Ruling on a matter of first impression Friday, the Indiana Court of Appeals found that family members may enter into an enforceable settlement agreement regarding the distribution of assets from an estate before the testator’s death.
The question arose in a Morgan County case, In the Matter of the Supervised Estate of Gary D. Kent, Deceased, et al. v. Cynthia Kerr,
55A01-1612-ES-2907. Before Gary D. Kent died, he asked his children, Cynthia Kerr and John David Kent, to sign a settlement agreement in December 2015 specifying how their inheritance would be divided upon his death. The father had a valid will calling for an equal division of the estate, but the agreement specifically outlined who would receive particular property and satisfy a mortgage, among other things.

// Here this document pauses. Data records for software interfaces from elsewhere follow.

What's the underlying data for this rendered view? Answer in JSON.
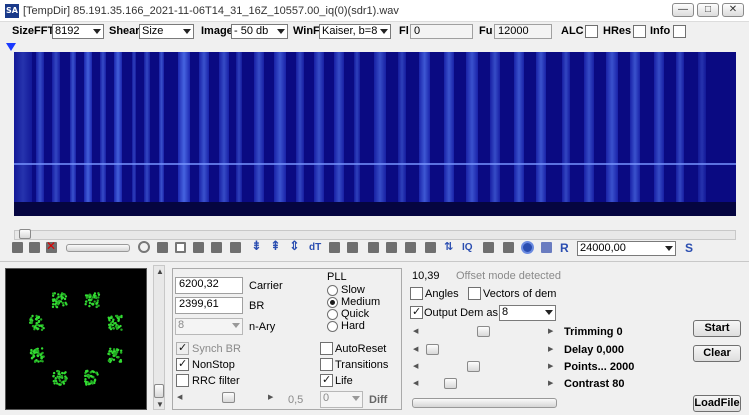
{
  "window": {
    "title": "[TempDir] 85.191.35.166_2021-11-06T14_31_16Z_10557.00_iq(0)(sdr1).wav",
    "app_icon": "SA",
    "minimize": "—",
    "maximize": "□",
    "close": "✕"
  },
  "toolbar": {
    "sizefft_label": "SizeFFT",
    "sizefft_value": "8192",
    "shear_label": "Shear",
    "shear_value": "Size",
    "image_label": "Image",
    "image_value": "- 50 db",
    "winf_label": "WinF",
    "winf_value": "Kaiser, b=8",
    "fl_label": "Fl",
    "fl_value": "0",
    "fu_label": "Fu",
    "fu_value": "12000",
    "alc_label": "ALC",
    "hres_label": "HRes",
    "info_label": "Info"
  },
  "iconbar": {
    "freq_value": "24000,00",
    "s_label": "S",
    "r_label": "R",
    "dt_label": "dT",
    "iq_label": "IQ"
  },
  "demod": {
    "carrier_value": "6200,32",
    "carrier_label": "Carrier",
    "br_value": "2399,61",
    "br_label": "BR",
    "nary_value": "8",
    "nary_label": "n-Ary",
    "synch_br": "Synch BR",
    "nonstop": "NonStop",
    "rrc_filter": "RRC filter",
    "slider_value": "0,5",
    "pll_title": "PLL",
    "pll_options": [
      "Slow",
      "Medium",
      "Quick",
      "Hard"
    ],
    "autoreset": "AutoReset",
    "transitions": "Transitions",
    "life": "Life",
    "diff_value": "0",
    "diff_label": "Diff"
  },
  "status": {
    "value": "10,39",
    "message": "Offset mode detected"
  },
  "options": {
    "angles": "Angles",
    "vectors": "Vectors of dem",
    "output_dem": "Output Dem as",
    "output_value": "8",
    "trimming": "Trimming 0",
    "delay": "Delay  0,000",
    "points": "Points... 2000",
    "contrast": "Contrast 80"
  },
  "buttons": {
    "start": "Start",
    "clear": "Clear",
    "loadfile": "LoadFile"
  },
  "colors": {
    "spectrum_bg": "#0a0a82",
    "constellation": "#33dd33",
    "accent": "#1a3a8a"
  }
}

A week after the siblings signed the agreement that was notarized by their father’s lawyer, John executed a written notice that he was rescinding the agreement and sent it to Cynthia by certified mail. Gary died the next month, after which John and Kevin, a cousin of Gary’s who was a personal representative, filed a petition to probate the will. Cynthia challenged the probate action and asked the trial court to enforce the settlement agreement. She argued I.C. 29-1-9-1 permits prospective beneficiaries of a future inheritance to execute a family settlement before the decedent’s death. The trial court rejected her motion for summary judgment, leading to this appeal.
The COA reversed and remanded to the trial court to enter judgment on Cynthia’s motion to enforce the agreement. The panel’s statutory interpretation noted Indiana case law favors the strong presumption of the enforceability of contracts.

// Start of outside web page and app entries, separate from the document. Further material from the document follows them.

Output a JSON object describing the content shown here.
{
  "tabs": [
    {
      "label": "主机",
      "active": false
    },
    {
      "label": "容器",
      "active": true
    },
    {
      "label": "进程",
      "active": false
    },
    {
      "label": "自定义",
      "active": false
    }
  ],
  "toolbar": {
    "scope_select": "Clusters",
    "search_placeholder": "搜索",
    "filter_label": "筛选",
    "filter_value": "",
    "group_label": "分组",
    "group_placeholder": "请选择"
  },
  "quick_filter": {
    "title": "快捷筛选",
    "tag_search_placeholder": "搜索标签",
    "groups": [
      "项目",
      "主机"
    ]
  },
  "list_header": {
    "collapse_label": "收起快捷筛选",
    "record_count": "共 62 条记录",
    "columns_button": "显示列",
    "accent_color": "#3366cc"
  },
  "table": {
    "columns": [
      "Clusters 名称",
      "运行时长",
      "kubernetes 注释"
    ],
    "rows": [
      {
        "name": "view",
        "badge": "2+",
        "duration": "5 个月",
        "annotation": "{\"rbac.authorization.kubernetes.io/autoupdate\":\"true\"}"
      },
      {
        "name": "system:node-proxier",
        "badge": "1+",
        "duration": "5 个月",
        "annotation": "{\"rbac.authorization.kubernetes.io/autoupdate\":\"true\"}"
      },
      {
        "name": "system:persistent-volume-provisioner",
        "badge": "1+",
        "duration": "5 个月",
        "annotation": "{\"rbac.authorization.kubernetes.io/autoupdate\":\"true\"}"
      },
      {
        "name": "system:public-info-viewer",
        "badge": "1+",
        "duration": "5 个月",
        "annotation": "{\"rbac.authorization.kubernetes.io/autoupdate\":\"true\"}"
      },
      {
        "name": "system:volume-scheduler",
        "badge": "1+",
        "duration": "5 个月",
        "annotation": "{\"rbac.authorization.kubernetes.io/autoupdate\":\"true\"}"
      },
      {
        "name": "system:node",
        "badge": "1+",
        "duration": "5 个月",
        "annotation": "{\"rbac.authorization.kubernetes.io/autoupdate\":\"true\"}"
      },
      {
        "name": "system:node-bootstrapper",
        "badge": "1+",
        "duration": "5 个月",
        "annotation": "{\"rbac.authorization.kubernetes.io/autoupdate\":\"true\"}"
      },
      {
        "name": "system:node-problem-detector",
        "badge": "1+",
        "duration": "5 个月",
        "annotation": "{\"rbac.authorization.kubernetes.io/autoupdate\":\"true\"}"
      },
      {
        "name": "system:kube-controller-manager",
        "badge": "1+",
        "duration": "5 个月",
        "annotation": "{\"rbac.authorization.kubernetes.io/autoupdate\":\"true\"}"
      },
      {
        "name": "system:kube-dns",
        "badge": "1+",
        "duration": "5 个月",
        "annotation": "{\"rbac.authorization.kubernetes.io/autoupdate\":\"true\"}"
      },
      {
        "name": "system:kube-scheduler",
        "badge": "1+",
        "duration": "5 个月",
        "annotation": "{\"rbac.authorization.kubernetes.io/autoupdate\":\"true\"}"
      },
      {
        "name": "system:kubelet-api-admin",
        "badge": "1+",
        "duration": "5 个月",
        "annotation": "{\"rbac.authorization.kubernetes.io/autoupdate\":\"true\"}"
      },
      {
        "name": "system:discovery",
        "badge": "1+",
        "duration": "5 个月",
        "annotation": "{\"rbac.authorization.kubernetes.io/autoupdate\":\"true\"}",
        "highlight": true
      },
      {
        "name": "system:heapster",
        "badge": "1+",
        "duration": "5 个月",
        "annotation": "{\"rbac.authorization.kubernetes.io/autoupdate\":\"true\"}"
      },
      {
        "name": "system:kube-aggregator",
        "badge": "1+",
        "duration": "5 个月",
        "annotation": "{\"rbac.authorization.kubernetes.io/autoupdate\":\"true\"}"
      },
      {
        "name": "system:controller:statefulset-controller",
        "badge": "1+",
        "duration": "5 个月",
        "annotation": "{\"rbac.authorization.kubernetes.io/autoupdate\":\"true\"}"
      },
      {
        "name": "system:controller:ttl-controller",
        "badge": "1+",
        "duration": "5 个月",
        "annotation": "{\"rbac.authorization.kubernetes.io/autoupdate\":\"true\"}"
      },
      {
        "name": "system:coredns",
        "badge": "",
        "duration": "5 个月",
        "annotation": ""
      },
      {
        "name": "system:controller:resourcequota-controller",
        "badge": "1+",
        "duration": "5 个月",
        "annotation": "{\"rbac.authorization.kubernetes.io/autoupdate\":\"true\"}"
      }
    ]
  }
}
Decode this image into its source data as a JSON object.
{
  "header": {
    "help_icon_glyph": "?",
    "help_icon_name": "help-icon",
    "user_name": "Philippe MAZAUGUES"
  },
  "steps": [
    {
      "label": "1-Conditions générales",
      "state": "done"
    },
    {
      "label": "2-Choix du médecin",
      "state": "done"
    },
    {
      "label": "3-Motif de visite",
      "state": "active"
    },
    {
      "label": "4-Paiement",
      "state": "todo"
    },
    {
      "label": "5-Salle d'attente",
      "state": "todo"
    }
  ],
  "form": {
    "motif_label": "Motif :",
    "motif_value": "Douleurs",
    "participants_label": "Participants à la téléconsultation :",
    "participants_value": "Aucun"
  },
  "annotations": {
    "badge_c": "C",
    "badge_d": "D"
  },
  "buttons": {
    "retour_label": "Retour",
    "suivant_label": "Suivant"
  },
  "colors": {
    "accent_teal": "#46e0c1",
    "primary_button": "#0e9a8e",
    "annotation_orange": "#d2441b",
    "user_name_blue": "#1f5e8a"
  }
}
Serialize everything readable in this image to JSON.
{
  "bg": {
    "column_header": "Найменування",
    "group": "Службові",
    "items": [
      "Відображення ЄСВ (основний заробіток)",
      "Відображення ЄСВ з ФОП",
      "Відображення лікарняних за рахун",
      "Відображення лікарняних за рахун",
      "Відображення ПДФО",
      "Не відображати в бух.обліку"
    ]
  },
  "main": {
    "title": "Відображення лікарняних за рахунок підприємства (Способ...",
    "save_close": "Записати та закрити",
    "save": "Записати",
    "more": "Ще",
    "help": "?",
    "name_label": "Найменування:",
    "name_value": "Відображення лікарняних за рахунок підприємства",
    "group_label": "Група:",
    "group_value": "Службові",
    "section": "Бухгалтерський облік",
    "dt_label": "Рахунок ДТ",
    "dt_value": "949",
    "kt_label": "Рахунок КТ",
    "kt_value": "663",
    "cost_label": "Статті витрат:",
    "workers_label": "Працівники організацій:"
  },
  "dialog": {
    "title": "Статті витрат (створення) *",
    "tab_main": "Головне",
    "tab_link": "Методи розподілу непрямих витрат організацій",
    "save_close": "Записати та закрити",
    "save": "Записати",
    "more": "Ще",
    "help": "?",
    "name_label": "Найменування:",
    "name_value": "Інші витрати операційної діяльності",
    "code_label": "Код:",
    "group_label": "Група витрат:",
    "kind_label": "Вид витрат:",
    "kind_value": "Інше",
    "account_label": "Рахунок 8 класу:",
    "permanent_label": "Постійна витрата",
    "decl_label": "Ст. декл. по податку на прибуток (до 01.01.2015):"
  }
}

“Cynthia presents an issue of first impression for our courts, namely, whether Indiana Code Section 29-1-9-1 permits family settlement agreements to be executed prior to a decedent’s death,” Judge Edward Najam wrote for the court. “… (W)e hold that Indiana Code Section 29-1-9-1 does not prohibit pre-mortem family settlement agreements.
“John contends only that he had a right to rescind the agreement because Gary was still alive when he executed the rescission. But John does not support that contention with citation to authority, and we are not aware of any such authority. In sum, the agreement is supported by adequate consideration, and John’s purported rescission was a nullity. The trial court erred when it denied Cynthia’s motion to enforce the agreement,” Najam wrote.